More than 50 police officers and dozens of workers from the cemetery in the Comas district of Peru's capital participated in the operation, said prosecutor Javier Zapata. The remains of the Maoist rebels will be buried in separate niches.
The rebels died in June 1986 riots in three prisons in Lima during which security forces killed 250 suspected Shining Path inmates. Prisoners killed three soldiers and one police officer.
In 2013, prosecutors accused 35 members of Peru's navy of homicide and carrying out extrajudicial executions during the riots, and requested 25- to 28-year sentences. The case is ongoing. The inmates' bodies were burned and buried clandestinely after the massacres but were exhumed by a forensic team starting in 2012.
The remains of the eight rebels were the first to be returned to their families. The other remains have not yet been returned.
The mausoleum was built in 2016 by relatives of the dead rebels and was designed to hold up to 51 niches. Conservative parties in Peru and members of the military objected to it as an apology for terrorism and called for it to be taken down. Authorities say its construction was begun without the necessary permits.

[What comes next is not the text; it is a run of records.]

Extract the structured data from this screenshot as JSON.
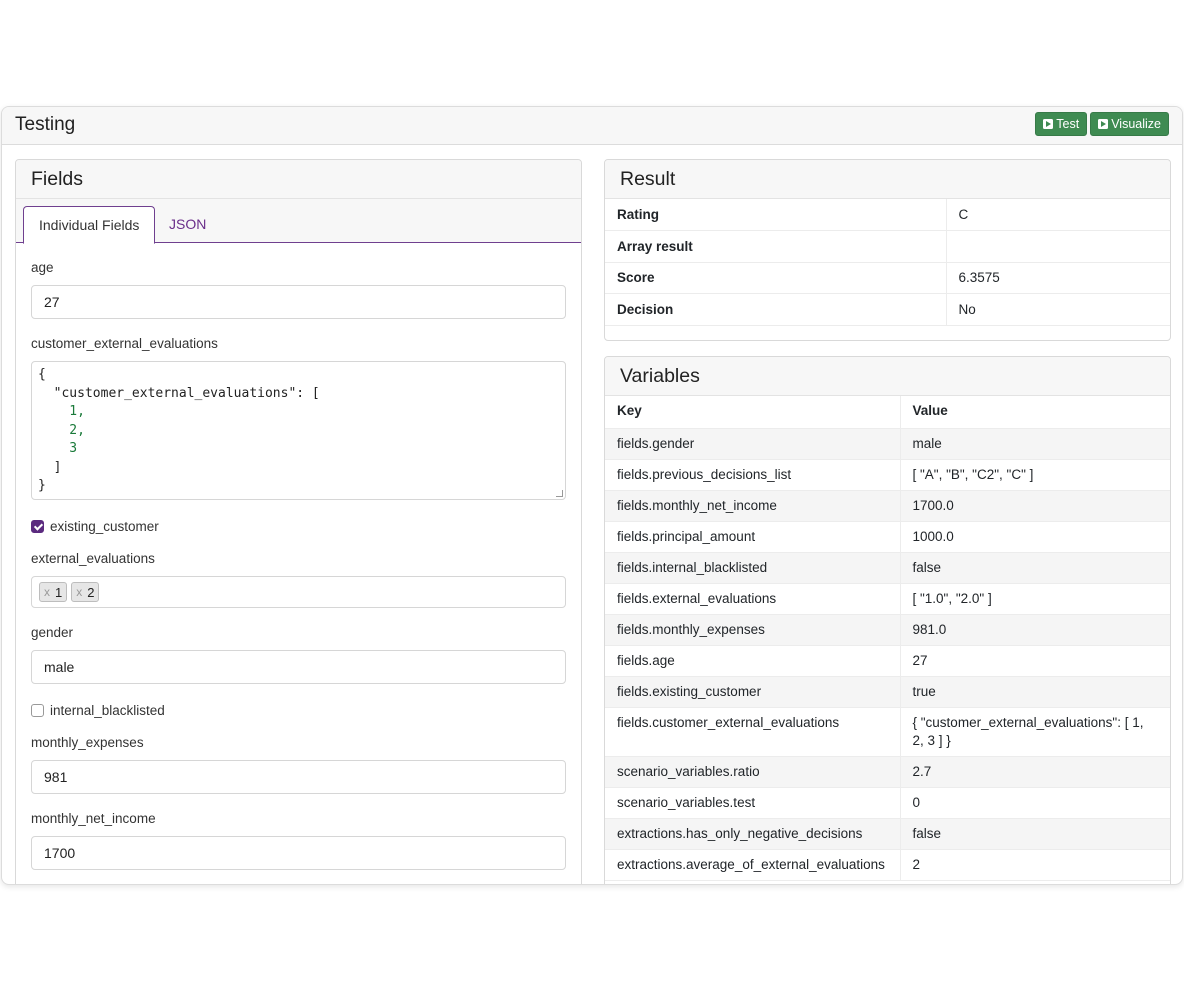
{
  "header": {
    "title": "Testing",
    "buttons": {
      "test": "Test",
      "visualize": "Visualize"
    }
  },
  "fields": {
    "title": "Fields",
    "tabs": {
      "individual": "Individual Fields",
      "json": "JSON"
    },
    "age": {
      "label": "age",
      "value": "27"
    },
    "customer_external_evaluations": {
      "label": "customer_external_evaluations",
      "lines": [
        "{",
        "  \"customer_external_evaluations\": [",
        "    1,",
        "    2,",
        "    3",
        "  ]",
        "}"
      ]
    },
    "existing_customer": {
      "label": "existing_customer",
      "checked": true
    },
    "external_evaluations": {
      "label": "external_evaluations",
      "tags": [
        "1",
        "2"
      ],
      "remove_glyph": "x"
    },
    "gender": {
      "label": "gender",
      "value": "male"
    },
    "internal_blacklisted": {
      "label": "internal_blacklisted",
      "checked": false
    },
    "monthly_expenses": {
      "label": "monthly_expenses",
      "value": "981"
    },
    "monthly_net_income": {
      "label": "monthly_net_income",
      "value": "1700"
    }
  },
  "result": {
    "title": "Result",
    "rows": [
      {
        "key": "Rating",
        "value": "C"
      },
      {
        "key": "Array result",
        "value": ""
      },
      {
        "key": "Score",
        "value": "6.3575"
      },
      {
        "key": "Decision",
        "value": "No"
      }
    ]
  },
  "variables": {
    "title": "Variables",
    "columns": {
      "key": "Key",
      "value": "Value"
    },
    "rows": [
      {
        "key": "fields.gender",
        "value": "male"
      },
      {
        "key": "fields.previous_decisions_list",
        "value": "[ \"A\", \"B\", \"C2\", \"C\" ]"
      },
      {
        "key": "fields.monthly_net_income",
        "value": "1700.0"
      },
      {
        "key": "fields.principal_amount",
        "value": "1000.0"
      },
      {
        "key": "fields.internal_blacklisted",
        "value": "false"
      },
      {
        "key": "fields.external_evaluations",
        "value": "[ \"1.0\", \"2.0\" ]"
      },
      {
        "key": "fields.monthly_expenses",
        "value": "981.0"
      },
      {
        "key": "fields.age",
        "value": "27"
      },
      {
        "key": "fields.existing_customer",
        "value": "true"
      },
      {
        "key": "fields.customer_external_evaluations",
        "value": "{ \"customer_external_evaluations\": [ 1, 2, 3 ] }"
      },
      {
        "key": "scenario_variables.ratio",
        "value": "2.7"
      },
      {
        "key": "scenario_variables.test",
        "value": "0"
      },
      {
        "key": "extractions.has_only_negative_decisions",
        "value": "false"
      },
      {
        "key": "extractions.average_of_external_evaluations",
        "value": "2"
      }
    ]
  },
  "colors": {
    "accent_purple": "#6f3f8f",
    "button_green": "#3f8b52"
  }
}
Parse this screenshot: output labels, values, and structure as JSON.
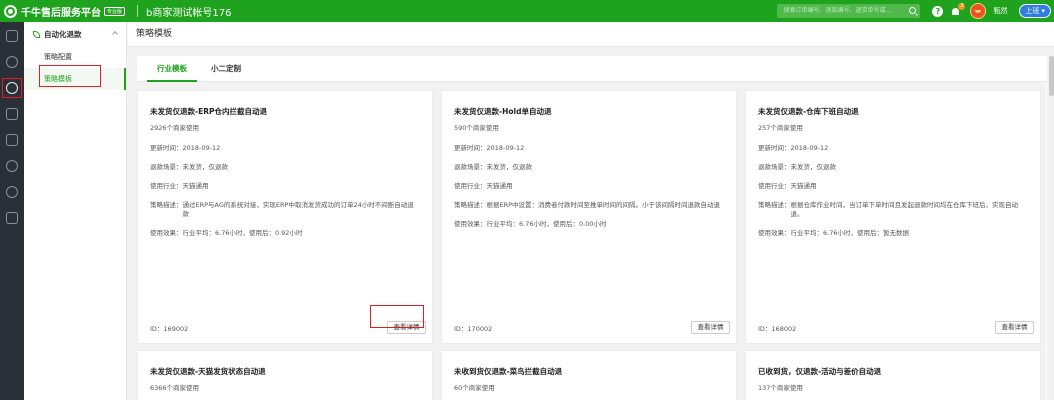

A handful of relatives of the dead rebels protested at the cemetery's gates but managed to enter only after the mausoleum had been torn down.
“I felt impotence, indignation and anger; the state doesn't even let the dead rest in peace,'' said Elviro Aponte, 80, father of one of the rebels.
Experts says there are 6,462 clandestine cemeteries throughout Peru, a legacy of the Andean nation's brutal internal conflict. A truth commission found that between 1980 and 2000, fighting among rebel groups, the government and self-defense patrols left up to 70,000 dead.